Task statement: Each entry here needs to be given again exactly.

(Stored dataset items)
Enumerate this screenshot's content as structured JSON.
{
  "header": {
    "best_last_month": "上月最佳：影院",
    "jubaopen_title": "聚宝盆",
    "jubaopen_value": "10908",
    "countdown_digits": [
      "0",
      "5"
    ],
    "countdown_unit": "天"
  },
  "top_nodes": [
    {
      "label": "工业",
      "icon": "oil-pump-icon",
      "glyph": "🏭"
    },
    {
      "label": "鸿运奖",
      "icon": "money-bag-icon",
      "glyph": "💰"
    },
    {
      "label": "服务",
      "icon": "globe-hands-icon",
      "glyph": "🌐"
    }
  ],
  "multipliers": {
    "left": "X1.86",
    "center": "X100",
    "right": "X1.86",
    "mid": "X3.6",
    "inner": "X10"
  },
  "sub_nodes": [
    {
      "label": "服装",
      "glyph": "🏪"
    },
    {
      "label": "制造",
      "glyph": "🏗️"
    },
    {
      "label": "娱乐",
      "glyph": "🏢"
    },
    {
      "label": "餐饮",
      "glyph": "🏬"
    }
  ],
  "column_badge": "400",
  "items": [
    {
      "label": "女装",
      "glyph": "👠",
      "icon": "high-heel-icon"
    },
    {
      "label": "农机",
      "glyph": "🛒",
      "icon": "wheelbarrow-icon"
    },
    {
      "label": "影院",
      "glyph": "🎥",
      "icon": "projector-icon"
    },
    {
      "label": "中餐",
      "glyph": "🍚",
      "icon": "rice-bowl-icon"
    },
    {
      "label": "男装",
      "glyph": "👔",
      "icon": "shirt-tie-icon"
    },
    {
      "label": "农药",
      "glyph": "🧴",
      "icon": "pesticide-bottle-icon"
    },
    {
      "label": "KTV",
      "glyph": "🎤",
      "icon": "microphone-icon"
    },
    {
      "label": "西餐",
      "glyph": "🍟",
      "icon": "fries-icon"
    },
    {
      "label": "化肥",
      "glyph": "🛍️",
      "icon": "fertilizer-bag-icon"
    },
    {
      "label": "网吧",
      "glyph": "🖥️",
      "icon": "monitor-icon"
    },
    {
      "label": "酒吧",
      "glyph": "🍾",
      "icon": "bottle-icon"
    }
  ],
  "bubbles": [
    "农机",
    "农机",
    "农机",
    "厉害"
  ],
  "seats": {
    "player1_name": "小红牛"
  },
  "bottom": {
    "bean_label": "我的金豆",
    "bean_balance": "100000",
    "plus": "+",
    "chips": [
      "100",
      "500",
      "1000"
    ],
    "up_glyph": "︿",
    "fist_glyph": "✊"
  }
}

Written solution:
Enumerate this screenshot's content as structured JSON.
{
  "header": {
    "best_last_month": "上月最佳：影院",
    "jubaopen_title": "聚宝盆",
    "jubaopen_value": "10908",
    "countdown_digits": [
      "0",
      "5"
    ],
    "countdown_unit": "天"
  },
  "top_nodes": [
    {
      "label": "工业",
      "icon": "oil-pump-icon",
      "glyph": "🏭"
    },
    {
      "label": "鸿运奖",
      "icon": "money-bag-icon",
      "glyph": "💰"
    },
    {
      "label": "服务",
      "icon": "globe-hands-icon",
      "glyph": "🌐"
    }
  ],
  "multipliers": {
    "left": "X1.86",
    "center": "X100",
    "right": "X1.86",
    "mid": "X3.6",
    "inner": "X10"
  },
  "sub_nodes": [
    {
      "label": "服装",
      "glyph": "🏪"
    },
    {
      "label": "制造",
      "glyph": "🏗️"
    },
    {
      "label": "娱乐",
      "glyph": "🏢"
    },
    {
      "label": "餐饮",
      "glyph": "🏬"
    }
  ],
  "column_badge": "400",
  "items": [
    {
      "label": "女装",
      "glyph": "👠",
      "icon": "high-heel-icon"
    },
    {
      "label": "农机",
      "glyph": "🛒",
      "icon": "wheelbarrow-icon"
    },
    {
      "label": "影院",
      "glyph": "🎥",
      "icon": "projector-icon"
    },
    {
      "label": "中餐",
      "glyph": "🍚",
      "icon": "rice-bowl-icon"
    },
    {
      "label": "男装",
      "glyph": "👔",
      "icon": "shirt-tie-icon"
    },
    {
      "label": "农药",
      "glyph": "🧴",
      "icon": "pesticide-bottle-icon"
    },
    {
      "label": "KTV",
      "glyph": "🎤",
      "icon": "microphone-icon"
    },
    {
      "label": "西餐",
      "glyph": "🍟",
      "icon": "fries-icon"
    },
    {
      "label": "化肥",
      "glyph": "🛍️",
      "icon": "fertilizer-bag-icon"
    },
    {
      "label": "网吧",
      "glyph": "🖥️",
      "icon": "monitor-icon"
    },
    {
      "label": "酒吧",
      "glyph": "🍾",
      "icon": "bottle-icon"
    }
  ],
  "bubbles": [
    "农机",
    "农机",
    "农机",
    "厉害"
  ],
  "seats": {
    "player1_name": "小红牛"
  },
  "bottom": {
    "bean_label": "我的金豆",
    "bean_balance": "100000",
    "plus": "+",
    "chips": [
      "100",
      "500",
      "1000"
    ],
    "up_glyph": "︿",
    "fist_glyph": "✊"
  }
}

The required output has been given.